© Bibliothèque nationale du Québec / Louis Rioux / 9410120201, 1904
Louis S. St. Laurent was a model pupil at the Seminary and when he entered the Faculty of Law at Laval University in 1902, he became a brilliant student who fully mastered the intricacies of both the French Civil Code and British Common Law. He believed that each was useful and that they should be allowed to co-exist. In 1905, he passed his Bar examinations and set up in Québec, where he worked with Louis-Philippe Pelletier, the former Attorney General for the Province of Quebec.
© Parks Canada / Mault and Fox, London / 1921
In 1908, he went into partnership with Antonin Galipeault, and his career took off. In 1912, he won a case against Canadian Pacific (the railway company), which made him the talk of the town. Thus, he quickly became a much sought-out lawyer in commercial law cases, both in the United States and in Canada.
From 1920, Louis S. St. Laurent began to specialize in constitutional law and, in 1923, he opened his own law office. Both the governments of Quebec and Ottawa often called on him to argue cases before the Privy Council in London.
© Parks Canada / Black & Stoller / c.1935
His numerous successes brought St. Laurent to the attention of Mackenzie King,
the Prime Minister of the time, who often made use of his talents and drew him
more and more into political life. In 1941, St. Laurent even agreed to become
co-president of the Victory Loan campaign in Quebec. The Second World War was
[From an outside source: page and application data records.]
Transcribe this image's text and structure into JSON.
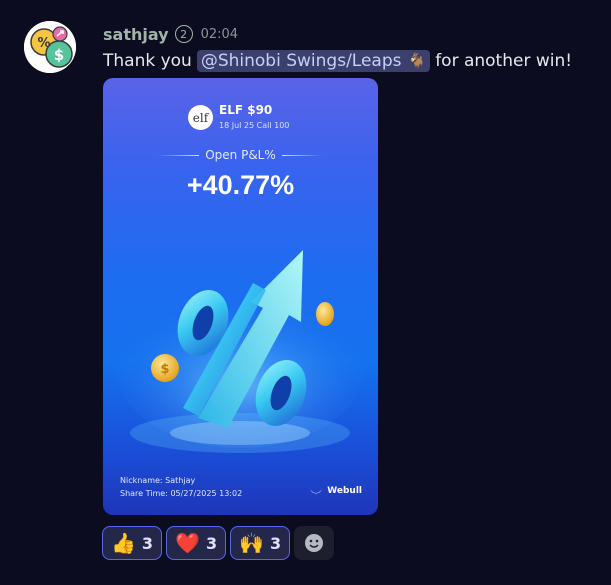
{
  "message": {
    "username": "sathjay",
    "role_badge": "2",
    "timestamp": "02:04",
    "text_before": "Thank you",
    "mention": "@Shinobi  Swings/Leaps",
    "mention_emoji": "🐐",
    "text_after": "for another win!"
  },
  "card": {
    "ticker": "ELF $90",
    "contract": "18 Jul 25 Call 100",
    "logo_text": "elf",
    "pl_label": "Open P&L%",
    "pl_value": "+40.77%",
    "nickname": "Nickname: Sathjay",
    "share_time": "Share Time: 05/27/2025 13:02",
    "brand": "Webull"
  },
  "reactions": [
    {
      "emoji": "👍",
      "count": "3",
      "name": "thumbs-up"
    },
    {
      "emoji": "❤️",
      "count": "3",
      "name": "heart"
    },
    {
      "emoji": "🙌",
      "count": "3",
      "name": "raised-hands"
    }
  ],
  "colors": {
    "background": "#0b0c1f",
    "username": "#9fb4a6",
    "mention_bg": "#3a3f6b",
    "reaction_border": "#5865f2"
  }
}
at its height and St. Laurent's destiny was about to take him in a new direction.
© Parks Canada